Jets score late, win in SO
KEN WIEBE, QMI Agency
|Jets forward Bryan Little fights off Panthers defenceman Jason Garrison for a shot on goaltender Jose Theodore in Sunrise, Fla., Oct. 31, 2011. (HANS DERYK/Reuters)
SUNRISE, FLA. - The Winnipeg Jets got on the emotional roller-coaster once again, yet found a way to pick up two valuable points.
This wasn’t quite the same type of ride as the 9-8 thriller against the Philadelphia Flyers that started this seven-game road swing, but the Jets failed to do things the easy way in Monday’s 4-3 shootout victory over the Florida Panthers before an announced crowd of 11,855 at BankAtlantic Center on Monday night.
The Jets jumped out to a 2-0 lead in the first period, went on to surrender the next three but tied it with 49.9 seconds left in regulation time after Evander Kane batted in a puck out of the air that was eerily close to being above the crossbar.
Initially on the ice, referee Tom Kowal was waving the goal off because he believed the puck was knocked in with a high stick but after conferring with the three other officials on the ice, the play was ruled a goal on the ice before going to video review for clarification.
“I was pretty confident that I kept my stick below the crossbar and when they called it off right away, I was thinking they’ll have to go upstairs,” said Kane, who showed great concentration as the puck was tipped by Kyle Wellwood before he took his swing at the puck.
Jets head coach Claude Noel wasn’t quite as sure the goal would stand.
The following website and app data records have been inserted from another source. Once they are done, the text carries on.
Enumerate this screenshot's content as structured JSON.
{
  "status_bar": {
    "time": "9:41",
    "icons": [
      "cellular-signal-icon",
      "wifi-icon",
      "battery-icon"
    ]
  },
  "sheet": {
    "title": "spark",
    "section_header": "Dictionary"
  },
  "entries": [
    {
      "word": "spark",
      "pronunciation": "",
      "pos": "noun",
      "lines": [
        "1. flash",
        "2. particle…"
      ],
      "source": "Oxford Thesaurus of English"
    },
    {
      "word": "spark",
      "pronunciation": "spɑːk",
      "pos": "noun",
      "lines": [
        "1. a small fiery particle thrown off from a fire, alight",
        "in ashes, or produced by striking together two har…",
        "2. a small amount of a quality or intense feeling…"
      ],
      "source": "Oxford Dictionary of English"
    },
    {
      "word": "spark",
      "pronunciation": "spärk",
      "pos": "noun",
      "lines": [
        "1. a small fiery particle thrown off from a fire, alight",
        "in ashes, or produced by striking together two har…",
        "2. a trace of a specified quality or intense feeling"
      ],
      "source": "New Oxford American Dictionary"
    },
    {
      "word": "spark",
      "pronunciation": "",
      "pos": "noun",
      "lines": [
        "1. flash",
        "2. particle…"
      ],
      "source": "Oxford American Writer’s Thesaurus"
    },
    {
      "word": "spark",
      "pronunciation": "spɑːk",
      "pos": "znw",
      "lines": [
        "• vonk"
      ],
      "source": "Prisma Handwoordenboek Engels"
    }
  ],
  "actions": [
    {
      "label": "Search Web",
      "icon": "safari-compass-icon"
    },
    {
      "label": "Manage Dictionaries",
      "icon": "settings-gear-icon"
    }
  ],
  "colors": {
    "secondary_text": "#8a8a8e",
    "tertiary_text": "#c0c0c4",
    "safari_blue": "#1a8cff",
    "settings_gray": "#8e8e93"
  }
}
“I thought it was good, but I wasn’t confident it would hold up,” said Noel. “You don’t know. The review is the review and they’ve got a different angle, different people looking at it. You hope that things fall your way.”
Panthers head coach Kevin Dineen had a different assessment.
“Well, when you get it waved off that emphatically, the referee skating there and when he waves it off three or four times you are under the assumption that it’s going to be a no-goal,” Dineen told reporters afterward. “And then, when you get a replay in your dressing room relayed to you that it is no goal, it’s very surprising that it would go from that, to all of the sudden a goal, when a guy’s waving it off that much. It’s a shame … unfortunately it costs us a point, a very expensive point.”
And a point to a Southeast Division rival that really needed them.
“We almost gave away two points,” said Wellwood, who scored in the shootout along with Andrew Ladd. “It’s not exactly the packaged game we want to have, but there’s a lot of positives.”
Perhaps the most important of those was that the Jets found a way to earn a victory when they weren’t at their best. Not lost in the shuffle was that the Jets stood up for one another after two high and somewhat questionable hits delivered by Scottie Upshall (on Kane) and Jack Skille, who knocked Jets defenceman Toby Enstrom out of the game late in the second period.
Dustin Byfuglien dropped the gloves with Skille immediately and early in the third, Andrew Ladd challenged him again.
“We thought that was a bad hit and when guys take liberties against your best players, you have to step up and let them know it’s just not tolerated,” said Ladd.
Noel loved the response by his captain.
“Andrew leads in a lot of different ways,” said Noel. “He’s fed up and he’s had enough. I thought it was a good moment in the game. He’s a valuable player for us, but that’s what you get from your leaders. He leads our group and we responded from it.”
Not lost was the stellar play of Jets goalie Ondrej Pavelec, who was under siege in the first period (stopping 19 of 20 shots) and finishing with 39 saves overall.
“Ondrej has had two fantastic games back-to-back and was definitely the No. 1 star for us,” said Kane.